Musical Elements: These can be anything from lyrics to tempo to whether or not banjos are present. Some people only like "pretty" singing. Some cannot take feedback from electric guitar. Others want to listen to synthesizers, or minor chords, and on and on. There are plenty of buttons that, when pushed, drive away X percent of the audience, the folks who only like music made up by certain elements. There are a lot of us in this camp, and while I would like to think that its population has dwindled, anecdotal evidence tells me otherwise.
Production Style: To reverb or not to reverb? Strings? How about the dreaded Auto-Tune? There are almost an infinite array of production styles, and just as with musical elements, there are plenty of people who gravitate towards one style or another, or one end of the production spectrum over another. "It's way over produced!" is a common complaint I have heard about music, in some cases meaning that the basic song and execution could have been good, but the extra harmony singers, compression and string section ruined it. Conversely, some music that is performed solo and acoustic, for example, suffers when compared to the electric version with a full band to many listeners.
Era: Have you ever heard someone say something like, "All music is crap nowadays!" Their counterpart could be the person who listens to all of the famous covers of Robert Johnson classics while refusing to sit through any of the originals. Also, ageism is alive and well! Discrimination due to the age of artists is widespread, even to the point that some will revere a young artist's music but turn away from everything made by the same artist later in their career. How many people have trouble taking Taylor Swift seriously just for the fact that she is so young? How many will tune out the new Jimmy Cliff while cherishing their copy of The Harder They Come?

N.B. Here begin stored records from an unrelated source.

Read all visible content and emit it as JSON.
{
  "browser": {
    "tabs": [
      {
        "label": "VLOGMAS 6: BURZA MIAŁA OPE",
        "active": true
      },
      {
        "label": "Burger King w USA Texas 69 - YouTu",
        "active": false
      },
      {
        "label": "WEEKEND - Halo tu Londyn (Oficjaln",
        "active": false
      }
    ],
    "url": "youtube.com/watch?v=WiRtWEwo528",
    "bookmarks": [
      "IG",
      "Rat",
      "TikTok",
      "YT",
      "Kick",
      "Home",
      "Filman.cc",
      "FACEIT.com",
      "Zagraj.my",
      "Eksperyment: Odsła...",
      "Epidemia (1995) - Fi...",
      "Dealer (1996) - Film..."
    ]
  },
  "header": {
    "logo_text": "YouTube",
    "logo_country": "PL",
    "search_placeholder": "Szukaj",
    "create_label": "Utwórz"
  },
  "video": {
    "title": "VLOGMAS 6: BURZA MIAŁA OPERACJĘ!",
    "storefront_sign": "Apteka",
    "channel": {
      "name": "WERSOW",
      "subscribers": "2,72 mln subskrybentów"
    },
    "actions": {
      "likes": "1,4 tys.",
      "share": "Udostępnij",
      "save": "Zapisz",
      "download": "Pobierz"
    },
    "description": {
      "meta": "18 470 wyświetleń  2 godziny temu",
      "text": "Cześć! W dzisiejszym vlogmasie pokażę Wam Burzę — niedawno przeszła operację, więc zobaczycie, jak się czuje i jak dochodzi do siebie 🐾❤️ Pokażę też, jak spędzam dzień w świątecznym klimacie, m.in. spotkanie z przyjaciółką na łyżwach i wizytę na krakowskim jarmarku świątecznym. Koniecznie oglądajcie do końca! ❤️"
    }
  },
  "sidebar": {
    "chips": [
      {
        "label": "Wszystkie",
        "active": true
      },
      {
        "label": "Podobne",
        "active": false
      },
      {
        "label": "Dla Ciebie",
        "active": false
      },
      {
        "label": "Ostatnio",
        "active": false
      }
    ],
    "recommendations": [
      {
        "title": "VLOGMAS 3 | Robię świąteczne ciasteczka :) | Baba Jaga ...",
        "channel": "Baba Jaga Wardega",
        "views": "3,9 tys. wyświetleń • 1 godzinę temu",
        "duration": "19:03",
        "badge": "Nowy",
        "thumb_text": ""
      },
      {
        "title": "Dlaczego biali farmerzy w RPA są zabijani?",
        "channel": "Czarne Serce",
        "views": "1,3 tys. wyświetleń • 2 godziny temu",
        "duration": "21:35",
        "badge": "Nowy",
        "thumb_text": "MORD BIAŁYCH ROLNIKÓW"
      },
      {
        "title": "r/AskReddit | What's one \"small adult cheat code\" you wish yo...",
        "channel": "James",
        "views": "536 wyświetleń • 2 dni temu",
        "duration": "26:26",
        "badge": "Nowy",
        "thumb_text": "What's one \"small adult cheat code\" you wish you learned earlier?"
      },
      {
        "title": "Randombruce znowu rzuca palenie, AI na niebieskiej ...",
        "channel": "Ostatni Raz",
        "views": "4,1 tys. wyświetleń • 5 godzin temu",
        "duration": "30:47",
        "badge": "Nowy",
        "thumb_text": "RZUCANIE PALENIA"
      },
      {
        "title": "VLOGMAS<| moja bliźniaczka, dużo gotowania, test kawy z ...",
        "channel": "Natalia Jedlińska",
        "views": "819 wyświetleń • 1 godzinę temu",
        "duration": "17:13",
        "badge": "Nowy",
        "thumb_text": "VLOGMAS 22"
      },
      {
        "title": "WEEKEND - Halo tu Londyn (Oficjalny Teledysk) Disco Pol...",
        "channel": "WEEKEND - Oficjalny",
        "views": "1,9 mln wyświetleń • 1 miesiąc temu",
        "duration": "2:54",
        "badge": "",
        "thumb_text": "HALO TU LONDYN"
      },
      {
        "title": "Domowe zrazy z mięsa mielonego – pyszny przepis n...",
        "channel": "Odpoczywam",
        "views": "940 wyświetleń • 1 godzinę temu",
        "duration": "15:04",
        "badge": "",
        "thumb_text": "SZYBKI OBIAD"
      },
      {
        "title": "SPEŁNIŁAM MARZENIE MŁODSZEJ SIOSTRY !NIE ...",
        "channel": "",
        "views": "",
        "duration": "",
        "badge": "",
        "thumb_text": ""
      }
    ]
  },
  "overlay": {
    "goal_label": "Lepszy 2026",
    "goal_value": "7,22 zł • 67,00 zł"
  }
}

Genre: I heard an influential friend in the blues music world argue that artists advertising their performances with "blues" mentioned in it will draw a smaller audience than they would have if they had just left the word out. Instead of "blues guitarist X", use "electric guitarist X", or some other descriptor that does not play into preconceptions, they said. Also, I once heard an advertisement for a Mumford & Sons show call them a "bluegrass band". In the first case, the genre tag is perceived badly, while in the second, it is a compliment, however both examples show how silly the whole business of classifying styles of music can be. The blues encompasses large swaths of American music history and a great many styles; those shying away from seeing "blues guitarist X" while paying to go see the same person billed as "electric guitarist X" are doing themselves a disservice. Bluegrass is much more narrowly defined, with a specific blueprint invented by Bill Monroe in the mid-1940s, so hearing Mumford & Sons described as "bluegrass" is laughable. This is not to say that Mumford & Sons is laughable; they very likely had no input in that advertisement. To some, the presence of a banjo means the music can be called bluegrass.
Genre is often the easiest peg to hold your musical hat. When you ask someone what music they like, many times they will reply by mentioning one or more genres. Putting handles on music like genres often serves to spread misconceptions as much or more as it serves to give useful information on what the music is like.
Recently a friend of mine asked me who I thought could be added to his list of artists who received critical acclaim early in their careers, only to be widely ridiculed later on. His list included Elton John and Rod Stewart, and to it I added ZZ Top, Bee Gees, and to a lesser extent, Peter Frampton. Would you agree?
I hope you may join us in our efforts to define what is bad in music, and in doing so, learn more about what defines ourselves. Stay tuned for more on the "What Is Bad In Music" series, and feel free to comment here, or write us at firstname.lastname@example.org if you would like to be featured in an article. -Joe Kendrick